As best as we can tell, the case appears to be about medical malpractice with regards to treatment for a client. The client, Andre McCollins, was a resident at The Center for a period of time. According to various sources, he engaged in challenging behavior such as aggression, non-compliance, and disruption. According to the video and various sources, the client was restrained for several hours during which he was shocked 31 times. Apparently, the entire incident began because the client wouldn’t take off his coat.
In addition to the lawsuit against The Center, a number of individuals have come under fire. In particular are The Center medical doctor (Dr. James Riley), The Center Clinical Director, (Robert Von Heyn), and The Center Founder (Matthew Israel).
We will not pretend to be experts in the ethical requirements for physicians, despite a previous post on The Hippocratic Oath.
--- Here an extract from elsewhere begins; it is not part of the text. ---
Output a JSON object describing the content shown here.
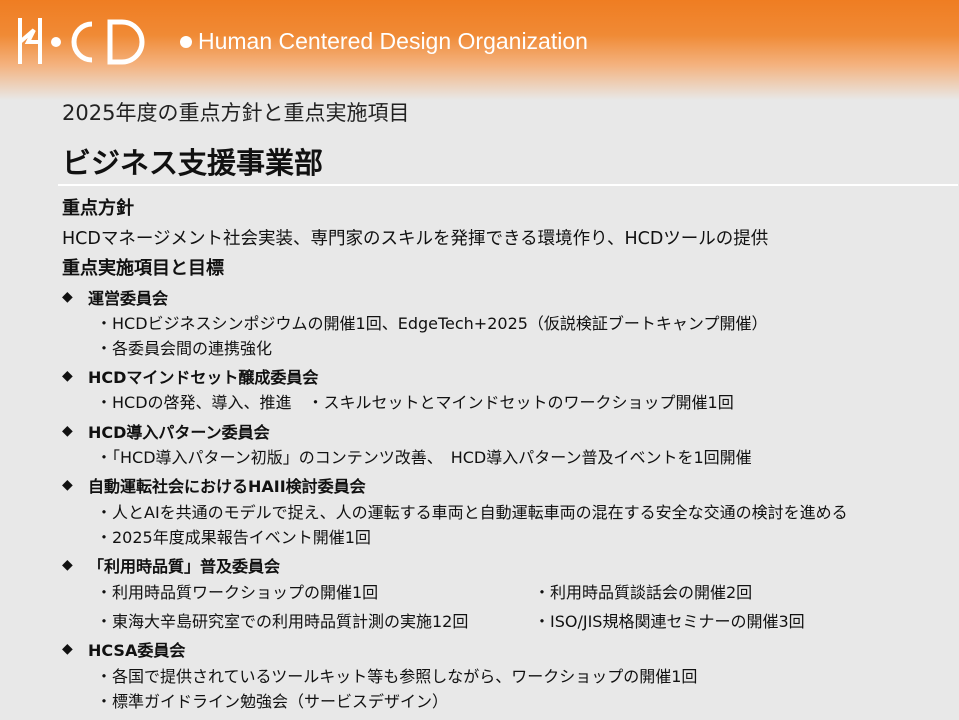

We will, however, address client rights as it relates to ethical principles for Psychologists and Behavior Analysts. Dr. Von Heyn and Dr. Israel appear to be psychologists and/or Behavior Analysts.
As a psychologist, one of the general principles is Beneficence and Non-maleficence. Generally speaking, psychologists are to Do No Harm to their clients. It seems as if this general principle was overlooked when the client received 31 instances of electric shock.
As a behavior analyst, the behavior analyst should “recommend reinforcement rather than punishment whenever possible“.
Do Unto Others
Our philosophy in designing programs for individuals with behavioral challenges is to improve quality of life through effective intervention. We do that in a number of ways.
- First we modify antecedents to prevent challenging behavior from occurring in the first place.
- Then we identify replacement behaviors for the challenging behavior. This is often communication skills but it also includes teaching compliance.
- Finally, we reinforce new, appropriate behaviors and we stop reinforcing the problem behavior.
But most important of all, we recommend strategies that are humane. We ask that adults interact with and provide discipline in a respectful manner. We often use the old saying “Do unto others as you would have them do to you”. If you are in the middle of a tantrum, would you want your husband, wife, or teacher to put you in a restraint and yell at you? Probably not.
Please share your thoughts on the case at The JRC. How would you want your loved one to be disciplined?
We are linking up again this week with Erica over at Yeah Write. Please hop on over there to see all the other wonderful posts this week.